By Juzel Danganan and Juan Paulo Gutierrez
MANILA, July 22 (PNA) — The Department of Science and Technology (DOST) needs more scientists and enhanced technology to further upgrade Project NOAH (Nationwide Operational Assessment of Hazards), the public warning apparatus of the Philippine Atmospheric Geophysical and Astronomical Services Administration (PAG-ASA).
DOST Secretary Mario Montejo on Tuesday specifically mentioned the need to acquire super computers to further upgrade the high quality of the ongoing project and enhance its warning systems.
Montejo announced this during the 2nd anniversary of the Project NOAH at the DOST-PAG-ASA main lobby in Agham Road, Quezon City.
Among those present were DOST officials and personnel of the PAGASA, the Disaster Risk and Exposure Assessment for Mitigation (DREAM), ClimateX and Weather Information-Integration for System Enhancement (WISE).
PAGASA Administrator Dr. Vicente Malano said they are also studying ways to package their warnings and information that will easily be understood by the public.

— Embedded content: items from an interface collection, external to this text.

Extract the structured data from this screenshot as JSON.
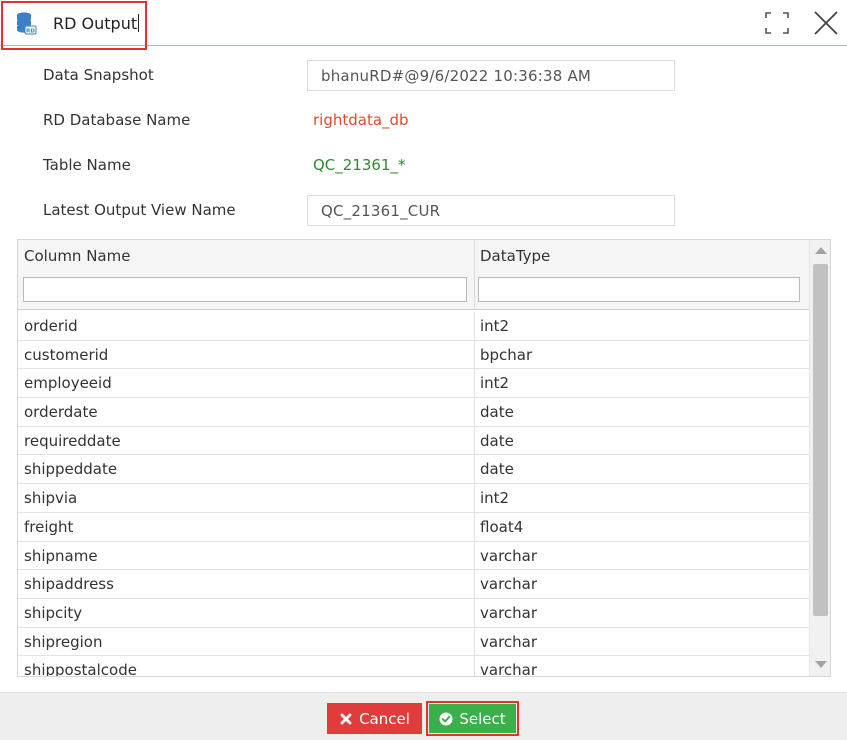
{
  "window": {
    "title": "RD Output",
    "icon": "database-icon"
  },
  "form": {
    "data_snapshot_label": "Data Snapshot",
    "data_snapshot_value": "bhanuRD#@9/6/2022 10:36:38 AM",
    "db_name_label": "RD Database Name",
    "db_name_value": "rightdata_db",
    "table_name_label": "Table Name",
    "table_name_value": "QC_21361_*",
    "view_name_label": "Latest Output View Name",
    "view_name_value": "QC_21361_CUR"
  },
  "grid": {
    "columns": [
      "Column Name",
      "DataType"
    ],
    "rows": [
      [
        "orderid",
        "int2"
      ],
      [
        "customerid",
        "bpchar"
      ],
      [
        "employeeid",
        "int2"
      ],
      [
        "orderdate",
        "date"
      ],
      [
        "requireddate",
        "date"
      ],
      [
        "shippeddate",
        "date"
      ],
      [
        "shipvia",
        "int2"
      ],
      [
        "freight",
        "float4"
      ],
      [
        "shipname",
        "varchar"
      ],
      [
        "shipaddress",
        "varchar"
      ],
      [
        "shipcity",
        "varchar"
      ],
      [
        "shipregion",
        "varchar"
      ],
      [
        "shippostalcode",
        "varchar"
      ]
    ]
  },
  "footer": {
    "cancel_label": "Cancel",
    "select_label": "Select"
  },
  "colors": {
    "db_name": "#e04a2f",
    "table_name": "#2e8b2e",
    "cancel": "#e23b3b",
    "select": "#3bb04a",
    "highlight": "#e0342c"
  }
}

He added that cooperation with the Japan International Cooperation Agency (JICA) is vital to the execution and enhancement of the project particularly in establishing additional radars to cover more areas vulnerable to disasters and heavy rainfall.
On the other hand, Project NOAH Executive Director Dr. Mahar Lagmay raised the need of training more scientists.

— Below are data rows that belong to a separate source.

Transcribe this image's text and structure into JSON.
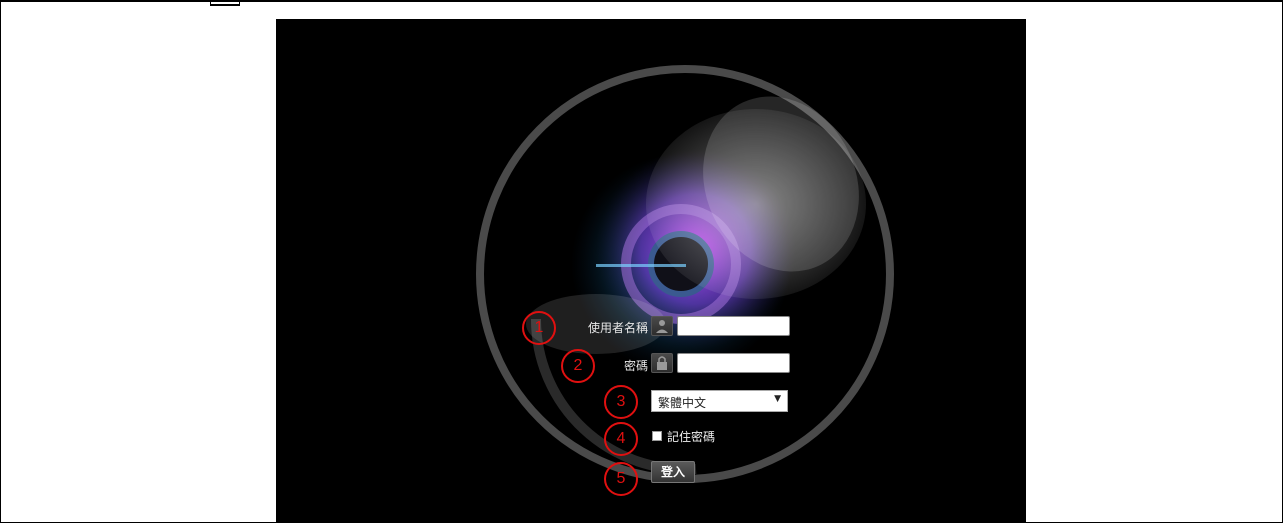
{
  "login": {
    "username_label": "使用者名稱",
    "password_label": "密碼",
    "language_value": "繁體中文",
    "remember_label": "記住密碼",
    "login_button": "登入"
  },
  "callouts": [
    "1",
    "2",
    "3",
    "4",
    "5"
  ],
  "icons": {
    "username": "user-icon",
    "password": "lock-icon",
    "dropdown": "chevron-down-icon"
  },
  "colors": {
    "callout": "#e01010",
    "panel_bg": "#000000"
  }
}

Val Barcinal, director of the Marikina Disaster Risk Reduction and Management Office (DRRMO), said Project NOAH has immensely contributed in the dissemination of accurate anti-disaster warning systems in their flood-prone area.
“Just like in the bible, NOAH is the saving grace of mankind,” he said, adding that timely warning from the project has contributed in saving lives and properties especially during the typhoon season.
The NOAH project is accurate by 80 percent, according to the International Business Machines Corporation (IBM).
Project NOAH forecasts weather activity four hours before a weather disturbance hits a certain locality.
Its current technology on disaster prevention includes the use of hazard maps, Doppler radars, and computations on flood levels, wind strength and amount of rainfall.
Project NOAH is the DOST’s response to the call of President Benigno S. Aquino III for a more accurate, integrated, and responsive disaster prevention and mitigation system, especially in high-risk areas throughout the country. (PNA)